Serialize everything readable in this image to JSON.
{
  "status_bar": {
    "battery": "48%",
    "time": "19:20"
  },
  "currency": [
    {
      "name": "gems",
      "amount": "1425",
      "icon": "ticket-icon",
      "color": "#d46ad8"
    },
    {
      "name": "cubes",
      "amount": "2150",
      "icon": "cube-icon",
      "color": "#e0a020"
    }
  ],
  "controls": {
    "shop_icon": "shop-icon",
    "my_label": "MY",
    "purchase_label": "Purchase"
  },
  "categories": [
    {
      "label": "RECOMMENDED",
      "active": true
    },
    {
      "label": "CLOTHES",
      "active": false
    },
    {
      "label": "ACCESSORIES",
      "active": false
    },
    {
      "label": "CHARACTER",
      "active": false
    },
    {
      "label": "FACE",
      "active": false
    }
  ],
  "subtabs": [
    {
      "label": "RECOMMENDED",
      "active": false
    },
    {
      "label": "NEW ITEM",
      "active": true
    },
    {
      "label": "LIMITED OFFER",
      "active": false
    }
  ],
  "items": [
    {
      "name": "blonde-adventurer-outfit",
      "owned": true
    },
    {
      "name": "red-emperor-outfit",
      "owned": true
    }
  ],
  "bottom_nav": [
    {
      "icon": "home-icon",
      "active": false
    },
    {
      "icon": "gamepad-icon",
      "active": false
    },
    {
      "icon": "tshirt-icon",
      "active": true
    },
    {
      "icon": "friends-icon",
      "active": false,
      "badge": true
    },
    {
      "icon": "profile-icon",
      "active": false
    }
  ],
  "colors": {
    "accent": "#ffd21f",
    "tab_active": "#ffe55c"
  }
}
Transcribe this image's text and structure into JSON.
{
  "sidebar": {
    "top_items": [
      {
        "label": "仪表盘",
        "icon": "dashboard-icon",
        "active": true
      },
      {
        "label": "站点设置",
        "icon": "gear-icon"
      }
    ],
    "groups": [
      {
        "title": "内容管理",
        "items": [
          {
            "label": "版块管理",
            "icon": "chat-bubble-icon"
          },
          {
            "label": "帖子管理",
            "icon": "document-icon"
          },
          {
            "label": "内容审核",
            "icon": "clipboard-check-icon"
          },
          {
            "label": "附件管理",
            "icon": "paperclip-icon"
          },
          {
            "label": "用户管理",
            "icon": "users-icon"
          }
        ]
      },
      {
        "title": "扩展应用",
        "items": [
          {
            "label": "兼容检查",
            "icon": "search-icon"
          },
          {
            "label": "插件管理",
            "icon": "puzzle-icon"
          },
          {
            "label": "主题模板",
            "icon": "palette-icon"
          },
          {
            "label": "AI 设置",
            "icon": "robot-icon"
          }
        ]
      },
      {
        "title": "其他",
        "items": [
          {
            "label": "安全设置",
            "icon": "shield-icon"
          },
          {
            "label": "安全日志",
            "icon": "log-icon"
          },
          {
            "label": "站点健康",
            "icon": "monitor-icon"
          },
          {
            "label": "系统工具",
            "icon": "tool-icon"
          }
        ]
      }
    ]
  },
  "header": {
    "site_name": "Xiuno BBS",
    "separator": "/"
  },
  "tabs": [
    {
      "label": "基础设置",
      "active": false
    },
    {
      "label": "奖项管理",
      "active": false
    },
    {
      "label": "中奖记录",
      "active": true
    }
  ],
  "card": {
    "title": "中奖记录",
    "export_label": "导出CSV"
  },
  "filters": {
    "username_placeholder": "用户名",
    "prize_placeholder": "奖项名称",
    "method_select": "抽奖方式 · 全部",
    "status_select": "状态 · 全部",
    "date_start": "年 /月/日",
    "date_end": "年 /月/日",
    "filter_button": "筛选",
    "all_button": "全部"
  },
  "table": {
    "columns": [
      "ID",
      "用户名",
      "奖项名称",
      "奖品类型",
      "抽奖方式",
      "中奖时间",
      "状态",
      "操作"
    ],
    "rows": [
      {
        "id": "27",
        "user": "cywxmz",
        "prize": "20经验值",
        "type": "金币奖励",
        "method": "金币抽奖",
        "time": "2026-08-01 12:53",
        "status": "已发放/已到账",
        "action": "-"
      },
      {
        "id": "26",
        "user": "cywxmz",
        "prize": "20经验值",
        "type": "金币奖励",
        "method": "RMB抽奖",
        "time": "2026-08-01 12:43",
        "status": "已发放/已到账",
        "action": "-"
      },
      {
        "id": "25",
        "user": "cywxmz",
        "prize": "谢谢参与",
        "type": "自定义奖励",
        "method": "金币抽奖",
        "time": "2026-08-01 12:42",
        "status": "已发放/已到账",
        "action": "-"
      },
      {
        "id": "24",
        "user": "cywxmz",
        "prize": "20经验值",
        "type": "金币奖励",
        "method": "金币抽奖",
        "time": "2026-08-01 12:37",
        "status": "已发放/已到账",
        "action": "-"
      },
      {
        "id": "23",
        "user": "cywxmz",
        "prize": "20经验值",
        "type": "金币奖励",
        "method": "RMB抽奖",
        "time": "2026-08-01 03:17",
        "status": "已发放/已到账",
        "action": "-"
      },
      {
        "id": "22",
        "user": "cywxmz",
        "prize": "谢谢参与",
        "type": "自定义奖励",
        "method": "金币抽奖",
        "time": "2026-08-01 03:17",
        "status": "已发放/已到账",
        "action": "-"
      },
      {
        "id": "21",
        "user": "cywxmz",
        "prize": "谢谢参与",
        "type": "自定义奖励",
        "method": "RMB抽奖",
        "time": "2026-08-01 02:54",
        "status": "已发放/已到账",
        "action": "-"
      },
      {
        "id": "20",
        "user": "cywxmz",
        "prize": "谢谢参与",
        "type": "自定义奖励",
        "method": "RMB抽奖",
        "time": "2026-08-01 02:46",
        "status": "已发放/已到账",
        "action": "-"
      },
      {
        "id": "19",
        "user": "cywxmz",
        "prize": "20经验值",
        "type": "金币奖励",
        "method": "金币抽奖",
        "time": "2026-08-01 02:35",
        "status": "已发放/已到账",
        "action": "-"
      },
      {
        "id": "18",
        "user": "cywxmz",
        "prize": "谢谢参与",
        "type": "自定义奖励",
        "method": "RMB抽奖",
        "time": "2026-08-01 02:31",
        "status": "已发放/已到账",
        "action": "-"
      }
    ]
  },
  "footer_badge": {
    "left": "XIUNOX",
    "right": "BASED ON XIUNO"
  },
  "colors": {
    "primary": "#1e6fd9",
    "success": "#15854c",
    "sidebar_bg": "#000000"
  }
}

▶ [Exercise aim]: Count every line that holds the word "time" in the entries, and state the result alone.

▶ [Task solution]: 11